Our fellows across the globe are experiencing slow down, some are almost out of business facing severe cash flow challenges. Their concerns are that demand for social enterprise products and services is there, but social distancing is limiting the delivery. For some even this is not possible. We are witnessing ‘building business resilience’ will be important, and developing self-confidence for the social entrepreneurs would be essential more so during this time.
SSE India is customising its learning programmes to specific needs of the entrepreneurs & their start-ups so that they can ‘be part of COVID response’ through their businesses. What are our fellows expecting from us:
- Online learning options
- Access to Funding/grants
- Business planning for market changes/crises and general resilience
- Guidance on navigating government support options
- Mentoring & Handholding
We have already started a Virtual Action Learning Group to support fellows who have expressed the desire, and we are currently raising resources to offer more support to our fellows. #SaveOurSocEnts
We invite CSR bodies, Corporates, Government and Incubators to collaborate with us and support social entrepreneurs. Social entrepreneurs need funding support along with learning resources to build their business under current COVID 19 reality. The ecosystem must respond to the needs of social entrepreneurs at this crucial time, and not allow them to perish.
I recall our interaction with Satyawati Barera, COO, PwC India in October 2019 when she met 17 social entrepreneurs pursuing their fellowship with SSE India. She shared some very interesting life lessons with our fellows and I am sharing some of them here – brilliant lessons to reflect on, so relevant during the current times:
- Keeping our dreams alive, and having the maturity to understand when you need to ‘spike up’ and where you need to lie low. This is reality.
- Dealing with the situations in front of us, no cribbing!
- Remembering to keep learning and reinventing ourselves, taking up new challenges along the way – but also remembering to cultivate a strong support system at home, and nurture talent in others at work.
- Not expecting everything to always be on the ‘right side’
- Asking ourselves: What is the hurry? Rather than getting burnt out, it’s better to enjoy what we are doing and pace ourselves for the long journey ahead.
- Maintaining a measured approach and getting happiness out of what we are doing.
I am reminded of many stories that I have read from the survivors of the holocaust and went back to reading some of them again. Magda Herzberger lived through three Nazi death camps and chronicled her experiences in her biography ‘Survival’ and her statement stays with me ‘You’ll see it’s possible to survive unbelievable tragedies in the face of dire circumstances’. There was once when I was feeling very low, my mentor asked me to read the book ‘Man’s Search for Meaning’ by Victor Frankl which is one of the best books I have read on ‘hope’.

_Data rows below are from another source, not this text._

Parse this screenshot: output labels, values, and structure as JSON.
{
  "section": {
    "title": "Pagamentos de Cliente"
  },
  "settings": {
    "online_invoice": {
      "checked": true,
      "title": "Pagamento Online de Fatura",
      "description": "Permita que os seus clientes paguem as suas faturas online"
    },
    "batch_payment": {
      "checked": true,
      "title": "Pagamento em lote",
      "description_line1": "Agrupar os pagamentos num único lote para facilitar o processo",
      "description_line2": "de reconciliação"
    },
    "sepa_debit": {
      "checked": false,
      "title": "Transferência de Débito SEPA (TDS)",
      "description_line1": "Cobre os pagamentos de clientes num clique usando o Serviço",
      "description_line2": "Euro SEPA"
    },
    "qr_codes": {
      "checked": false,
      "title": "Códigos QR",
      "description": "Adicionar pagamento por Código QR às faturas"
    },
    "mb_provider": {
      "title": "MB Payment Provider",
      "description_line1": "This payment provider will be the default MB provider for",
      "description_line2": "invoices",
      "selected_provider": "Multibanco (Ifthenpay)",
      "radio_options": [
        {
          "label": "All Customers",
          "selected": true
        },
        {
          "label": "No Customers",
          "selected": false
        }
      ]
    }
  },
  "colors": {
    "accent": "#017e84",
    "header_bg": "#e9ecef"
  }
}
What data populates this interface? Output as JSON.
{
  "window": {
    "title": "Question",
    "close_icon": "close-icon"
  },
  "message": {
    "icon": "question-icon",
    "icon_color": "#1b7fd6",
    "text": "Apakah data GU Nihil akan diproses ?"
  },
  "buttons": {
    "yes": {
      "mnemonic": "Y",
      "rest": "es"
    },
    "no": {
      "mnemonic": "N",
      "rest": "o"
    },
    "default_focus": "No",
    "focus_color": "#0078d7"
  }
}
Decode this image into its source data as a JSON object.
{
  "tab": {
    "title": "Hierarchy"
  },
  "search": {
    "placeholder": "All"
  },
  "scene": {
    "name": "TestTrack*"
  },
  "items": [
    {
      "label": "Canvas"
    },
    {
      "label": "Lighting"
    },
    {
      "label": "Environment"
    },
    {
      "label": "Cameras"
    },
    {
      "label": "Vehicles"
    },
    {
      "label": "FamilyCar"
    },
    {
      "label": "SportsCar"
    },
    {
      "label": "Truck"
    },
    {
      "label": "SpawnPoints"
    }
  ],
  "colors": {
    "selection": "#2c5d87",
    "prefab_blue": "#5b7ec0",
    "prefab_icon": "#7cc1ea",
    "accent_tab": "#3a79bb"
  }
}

“Even though conditions such as lack of sleep, insufficient food and various mental stresses may suggest that the inmates were bound to react in certain ways, in the final analysis it becomes clear that the sort of person the prisoner became was the result of an inner decision and not the result of camp influences alone. Fundamentally then, any man can, under such circumstances, decide what shall become of him – mentally and spiritually.” – writes Victor in his book, suggesting that when in the prison everything was taken away from them, the only thing that remained with them was the choice on how they would react to any given thought, situation or emotion.
Without losing faith in the future, we must come together as a community and support each other.
This too shall pass.
Social enterprises have the power to present new models of business to the world, and ‘we believe we can’.